We all know that online purchasing continues to increase and continues to pull people away from physical shopping centers with the promise of lower prices. As an extension of that, mobile shopping (people shopping via their smartphone) is also on the rise. Direct mobile commerce sales were estimated at $3 billion in 2010 and by 2016 that number is estimated to grow to $31 billion.
It’s likely that most franchises have online shopping set up already or will help you set up online shopping for your business. But, you’ll still want to draw people into your location and you can do that by giving shoppers the one thing they can’t get online: the shopping experience. It’s one thing to sit in front of a computer screen and simply look for an item at the lowest price, but it’s a completely different thing to be able to talk with a knowledgeable sales person and be able to touch the merchandise and interact with it.
While franchisors will be doing their part with large scale, ongoing marketing campaigns, franchisees can do their part to draw customers in with knowledgeable, friendly salespeople who are customer service oriented; making things like exchanges, repairs and returns as easy as possible; creating an inviting environment with the design of the store and adding some entertainment elements; using in-store promotions and loyalty programs to cultivate good relationships with customers; and using social media to maintain contact with customers and potential customers.
People do like buying locally and will use platforms like Facebook and Twitter to check out a local business. The more you can engage people locally, the better it will be for you. Let people know that even though the brand they see may be national in scope, the franchisee is a local business person. As with marketing, the franchisor will likely have a social media presence itself, but will usually encourage franchisees to cultivate their own social media presence for the purposes of localizing their efforts.
With such a variety of industries to choose from, retail franchising has opportunities for every entrepreneur who is looking to start a business.
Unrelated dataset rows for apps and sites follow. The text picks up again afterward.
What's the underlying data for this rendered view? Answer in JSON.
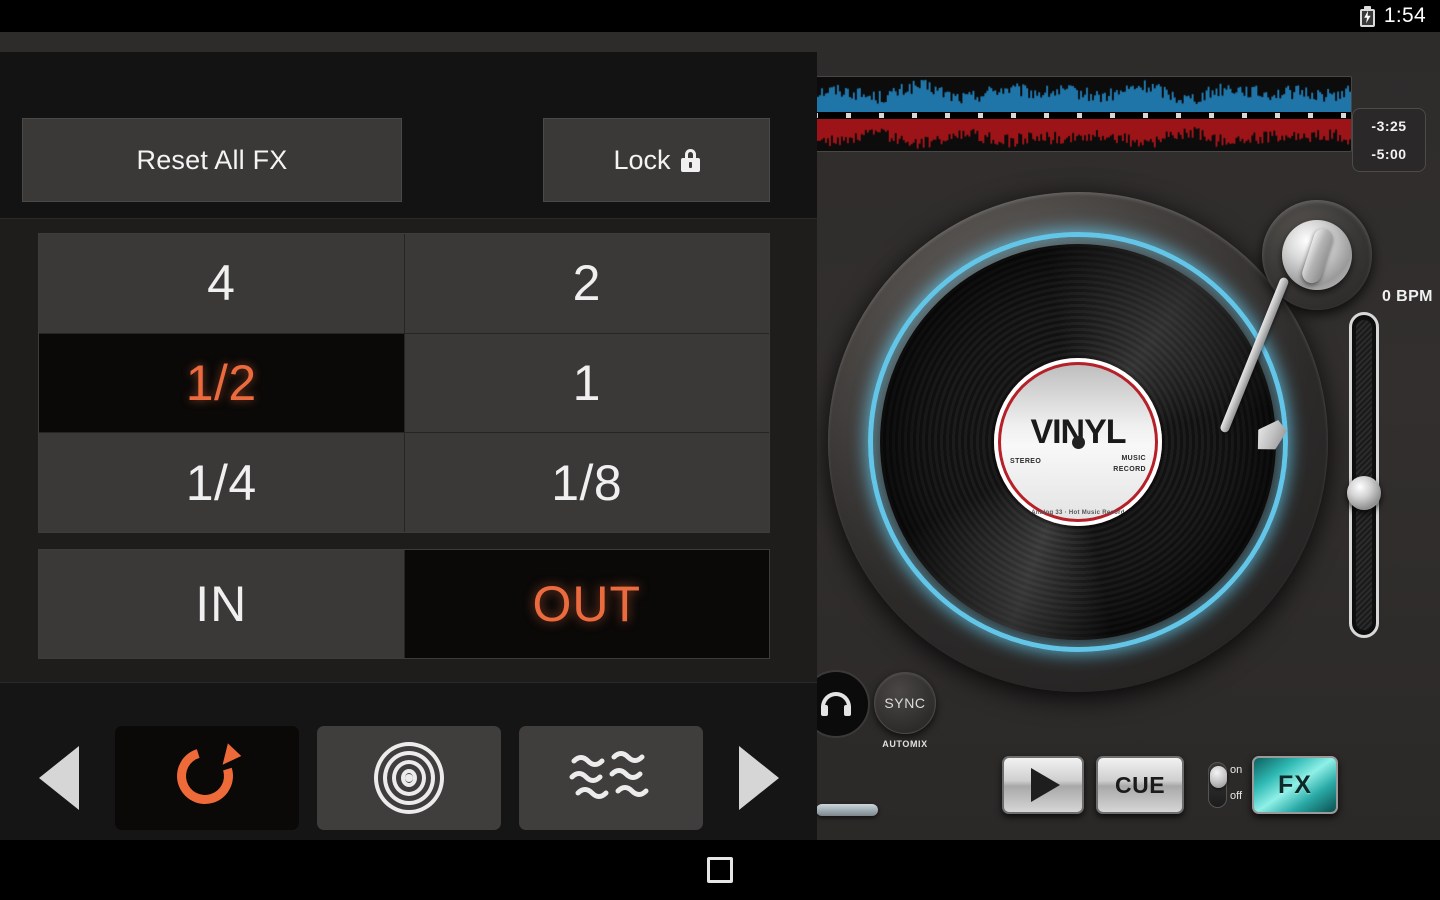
{
  "status_bar": {
    "battery_icon": "battery-charging-icon",
    "clock": "1:54"
  },
  "deck": {
    "waveform": {
      "top_color": "#1f74a8",
      "bottom_color": "#9d1418",
      "beat_marker_color": "#d8d8d8"
    },
    "time_readout": {
      "elapsed_remaining": "-3:25",
      "total_remaining": "-5:00"
    },
    "turntable": {
      "glow_color": "#63c6e8",
      "record_label_title": "VINYL",
      "record_label_left": "STEREO",
      "record_label_right": "MUSIC\nRECORD",
      "record_label_footer": "Analog 33 · Hot Music Record",
      "tonearm_icon": "tonearm-icon"
    },
    "bpm": "0 BPM",
    "pitch_fader": {
      "name": "pitch-fader",
      "knob_position_percent": 55
    },
    "cue_phones_icon": "headphones-icon",
    "sync": {
      "label": "SYNC",
      "sub_label": "AUTOMIX"
    },
    "transport": {
      "play_icon": "play-icon",
      "cue_label": "CUE",
      "toggle_on_label": "on",
      "toggle_off_label": "off",
      "fx_label": "FX",
      "fx_accent_color": "#2fb9b4"
    }
  },
  "fx_panel": {
    "accent_color": "#ec6b3e",
    "reset_label": "Reset All FX",
    "lock_label": "Lock",
    "lock_icon": "padlock-closed-icon",
    "beat_grid": [
      {
        "label": "4",
        "active": false
      },
      {
        "label": "2",
        "active": false
      },
      {
        "label": "1/2",
        "active": true
      },
      {
        "label": "1",
        "active": false
      },
      {
        "label": "1/4",
        "active": false
      },
      {
        "label": "1/8",
        "active": false
      }
    ],
    "inout": [
      {
        "label": "IN",
        "active": false
      },
      {
        "label": "OUT",
        "active": true
      }
    ],
    "fx_slots": [
      {
        "icon": "loop-repeat-icon",
        "active": true
      },
      {
        "icon": "concentric-echo-icon",
        "active": false
      },
      {
        "icon": "wave-flanger-icon",
        "active": false
      }
    ],
    "prev_arrow_icon": "chevron-left-icon",
    "next_arrow_icon": "chevron-right-icon"
  },
  "nav_bar": {
    "home_icon": "square-home-icon"
  }
}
With backing from an established brand and a lot of hard work, retail franchising can be a lucrative endeavor for those who are willing to put in the effort.
About the author : A former journalist, Rob Swystun, has been writing professionally since 2006 and now concentrates on freelance writing. He lives in Winnipeg and is currently an Athabasca University student studying for a BA in Communications.